You only have so much money.
So you may be struggling over whether it's better to save it for an emergency or pay off debt.
This decision can send some people into financial paralysis. They aren't sure what to do, so they don't fully commit to either choice.
But consider this: A Federal Reserve report on the economic well-being of U.S. households found that 40 percent of survey participants couldn’t cover a $400 emergency expense. To raise funds, people said they would have to sell something or borrow the money.
Here's a question on the savings vs. debt debate that I received recently from a reader during my weekly live online chat.
Q: I am pregnant with my first child. I moved in with a friend at the end of last year to save money and pay down debt. My timeline to move out has changed due to my pregnancy. I’ve been saving to pay off a 401(k) loan. I’m debating if I should pay off the loan or keep the money in my savings account, just in case, due to my impending new arrival. I will be out of work for four months of paid leave. But I will have to make those biweekly payments for the loan while I am out on maternity leave.
Thank goodness for the paid leave. Even so, the birth of a child can bust your budget more than you expect. I wouldn’t deplete the savings to pay off the 401(k) loan. Just keep making the payments out of the income you’ll receive while on leave.
It’s hard to see money just sitting there in the bank barely earning any interest. But your emergency pot is there for a purpose. You always need a rainy-day fund, because it always rains. It could be a drizzle or a severe downpour.
That is why every dollar of your earnings should have a destination.
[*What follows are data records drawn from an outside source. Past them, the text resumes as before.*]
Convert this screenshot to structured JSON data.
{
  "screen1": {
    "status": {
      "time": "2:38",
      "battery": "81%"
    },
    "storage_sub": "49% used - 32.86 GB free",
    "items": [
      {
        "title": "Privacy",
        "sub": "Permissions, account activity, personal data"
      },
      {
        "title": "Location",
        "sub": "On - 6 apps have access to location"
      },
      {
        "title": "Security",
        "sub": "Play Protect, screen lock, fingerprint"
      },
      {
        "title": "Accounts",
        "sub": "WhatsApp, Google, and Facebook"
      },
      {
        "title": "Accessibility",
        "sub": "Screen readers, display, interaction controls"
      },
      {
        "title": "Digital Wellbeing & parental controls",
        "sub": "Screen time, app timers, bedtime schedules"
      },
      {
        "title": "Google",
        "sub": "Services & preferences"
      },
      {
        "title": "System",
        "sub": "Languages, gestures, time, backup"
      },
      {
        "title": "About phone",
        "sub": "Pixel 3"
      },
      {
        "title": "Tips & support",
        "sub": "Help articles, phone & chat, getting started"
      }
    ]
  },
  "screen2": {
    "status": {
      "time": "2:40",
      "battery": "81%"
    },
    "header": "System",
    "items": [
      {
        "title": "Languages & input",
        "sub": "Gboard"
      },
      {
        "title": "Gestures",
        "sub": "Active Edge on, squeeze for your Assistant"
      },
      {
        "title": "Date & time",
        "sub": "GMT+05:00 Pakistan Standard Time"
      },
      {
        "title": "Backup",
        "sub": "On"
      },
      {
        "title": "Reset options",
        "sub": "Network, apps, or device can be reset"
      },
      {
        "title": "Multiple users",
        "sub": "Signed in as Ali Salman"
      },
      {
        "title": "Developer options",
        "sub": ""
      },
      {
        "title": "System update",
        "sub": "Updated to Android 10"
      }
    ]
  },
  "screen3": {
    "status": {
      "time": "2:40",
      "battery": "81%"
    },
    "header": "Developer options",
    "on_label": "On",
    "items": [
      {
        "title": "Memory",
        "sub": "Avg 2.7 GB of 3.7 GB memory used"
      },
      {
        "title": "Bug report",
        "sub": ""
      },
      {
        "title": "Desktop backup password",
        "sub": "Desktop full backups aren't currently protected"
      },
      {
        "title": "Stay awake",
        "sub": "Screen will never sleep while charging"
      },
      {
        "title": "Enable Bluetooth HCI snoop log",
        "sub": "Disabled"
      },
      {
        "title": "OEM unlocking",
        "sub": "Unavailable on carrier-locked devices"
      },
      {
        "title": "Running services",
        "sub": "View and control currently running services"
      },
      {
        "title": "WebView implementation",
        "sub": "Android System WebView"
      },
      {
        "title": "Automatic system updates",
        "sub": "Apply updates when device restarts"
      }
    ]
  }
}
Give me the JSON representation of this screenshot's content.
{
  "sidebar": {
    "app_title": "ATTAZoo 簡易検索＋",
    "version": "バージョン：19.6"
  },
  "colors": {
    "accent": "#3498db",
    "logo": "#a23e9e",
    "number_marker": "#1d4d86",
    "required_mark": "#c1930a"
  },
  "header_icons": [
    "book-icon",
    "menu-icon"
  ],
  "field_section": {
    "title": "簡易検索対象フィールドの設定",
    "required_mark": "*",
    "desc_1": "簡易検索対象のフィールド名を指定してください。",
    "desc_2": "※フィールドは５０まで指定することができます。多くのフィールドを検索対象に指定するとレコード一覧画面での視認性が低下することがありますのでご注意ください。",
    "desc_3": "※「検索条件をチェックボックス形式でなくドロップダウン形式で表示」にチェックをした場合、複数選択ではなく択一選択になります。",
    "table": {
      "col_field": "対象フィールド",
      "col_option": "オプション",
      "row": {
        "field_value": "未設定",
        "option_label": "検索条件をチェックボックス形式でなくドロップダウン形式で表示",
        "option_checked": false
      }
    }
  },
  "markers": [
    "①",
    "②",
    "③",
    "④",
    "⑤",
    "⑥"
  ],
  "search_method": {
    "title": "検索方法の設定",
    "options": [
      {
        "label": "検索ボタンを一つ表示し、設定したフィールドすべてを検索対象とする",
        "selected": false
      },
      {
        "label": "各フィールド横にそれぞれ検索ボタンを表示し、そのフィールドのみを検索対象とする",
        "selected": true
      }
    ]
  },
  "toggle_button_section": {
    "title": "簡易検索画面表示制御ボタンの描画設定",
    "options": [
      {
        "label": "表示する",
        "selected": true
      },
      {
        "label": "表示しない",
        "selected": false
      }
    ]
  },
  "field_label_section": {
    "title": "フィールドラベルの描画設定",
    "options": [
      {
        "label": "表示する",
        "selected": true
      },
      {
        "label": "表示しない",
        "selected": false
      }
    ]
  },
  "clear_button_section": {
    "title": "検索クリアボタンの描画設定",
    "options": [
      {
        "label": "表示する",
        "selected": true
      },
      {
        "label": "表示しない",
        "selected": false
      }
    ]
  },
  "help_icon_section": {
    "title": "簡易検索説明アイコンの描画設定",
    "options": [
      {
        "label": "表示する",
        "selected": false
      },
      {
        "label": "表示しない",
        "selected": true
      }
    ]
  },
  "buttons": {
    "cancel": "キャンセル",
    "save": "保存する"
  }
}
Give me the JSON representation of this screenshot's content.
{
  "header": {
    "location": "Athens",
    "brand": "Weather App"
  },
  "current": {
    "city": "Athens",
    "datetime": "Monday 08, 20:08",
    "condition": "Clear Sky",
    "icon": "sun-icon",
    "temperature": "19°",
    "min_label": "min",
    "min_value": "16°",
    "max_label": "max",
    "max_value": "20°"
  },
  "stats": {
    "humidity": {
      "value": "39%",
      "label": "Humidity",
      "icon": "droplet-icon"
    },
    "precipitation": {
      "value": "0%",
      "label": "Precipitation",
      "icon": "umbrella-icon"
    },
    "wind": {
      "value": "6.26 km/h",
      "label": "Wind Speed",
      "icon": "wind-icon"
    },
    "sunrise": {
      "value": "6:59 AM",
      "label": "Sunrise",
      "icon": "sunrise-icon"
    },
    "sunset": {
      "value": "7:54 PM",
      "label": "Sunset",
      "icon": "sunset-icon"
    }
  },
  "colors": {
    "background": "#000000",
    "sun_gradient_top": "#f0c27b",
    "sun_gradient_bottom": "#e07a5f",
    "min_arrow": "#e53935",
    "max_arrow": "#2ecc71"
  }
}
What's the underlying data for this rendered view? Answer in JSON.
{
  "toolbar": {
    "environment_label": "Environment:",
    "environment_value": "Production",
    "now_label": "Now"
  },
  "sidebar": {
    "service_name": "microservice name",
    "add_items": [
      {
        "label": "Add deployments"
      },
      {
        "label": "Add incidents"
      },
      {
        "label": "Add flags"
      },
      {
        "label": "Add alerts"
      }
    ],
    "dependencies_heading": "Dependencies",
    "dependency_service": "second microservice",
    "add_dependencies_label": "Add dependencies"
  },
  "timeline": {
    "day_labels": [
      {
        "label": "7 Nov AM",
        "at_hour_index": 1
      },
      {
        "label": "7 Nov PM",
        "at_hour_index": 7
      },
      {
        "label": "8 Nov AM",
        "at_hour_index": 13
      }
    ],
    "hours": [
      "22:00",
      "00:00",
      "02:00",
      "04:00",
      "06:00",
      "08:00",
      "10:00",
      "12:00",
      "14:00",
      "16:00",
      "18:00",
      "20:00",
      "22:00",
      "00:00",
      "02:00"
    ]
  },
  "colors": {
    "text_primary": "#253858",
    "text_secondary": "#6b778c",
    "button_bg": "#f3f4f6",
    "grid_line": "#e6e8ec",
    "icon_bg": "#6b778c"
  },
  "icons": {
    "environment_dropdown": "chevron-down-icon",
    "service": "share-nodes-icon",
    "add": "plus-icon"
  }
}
I try to get people to understand that their emergency savings isn’t growth money. It’s not like your retirement account, which needs to grow to keep pace with inflation. The mission of your rainy-day account is to keep you from having to sell stuff or borrow when you have an unexpected expense.
You have to have some savings even while digging yourself out of debt. If you don’t, and a crisis comes up, you’ll end up just going further into debt or bothering your friends and relatives for money. And trust me, I’ve heard from a lot of them. They are tired of you hitting them up.
So you are asking the wrong question when you ask if you should save or pay off debt. You should be asking: How much should I have in savings if I'm deep in debt?
To arrive at this figure, first consider your employment stability. Is your job secure?
If you aren't sure your job is safe, you'll need cash to help cover your expenses while you look for new employment. The debt matters, but a roof over your head and other life necessities become the priority. You may think you'll find another job quickly, but what if that doesn't happen?
Even if you’re confident that your job is protected (or as reasonably sure as any worker can be these days), put on hold any plans to save the recommended three to six months' worth of living expenses. You should definitely aim for this goal eventually, but not now. Instead, just save enough to cover the typical emergencies that frequently come up, such as a significant car repair.
A comfortable emergency fund for most people is probably between $1,000 and $1,500. Once you reach this goal, stop saving and use any extra money you get to attack the debt.
If your situation changes — such as if you have an unplanned pregnancy or there's a legitimate possibility of a layoff — slow down or put your aggressive debt-reduction plan on hold.
It’s good that the reader wants her 401(k) loan paid off as quickly as possible, but the pregnancy creates a higher financial priority for now. She has to have some “just-in-case” money.
What happens if there are complications and she needs to take leave without pay? What if a roommate with a baby was more than her friend bargained for and this new mother has to look for alternative housing?
The answer to your question of whether you should save or pay off debt is that you need to do both.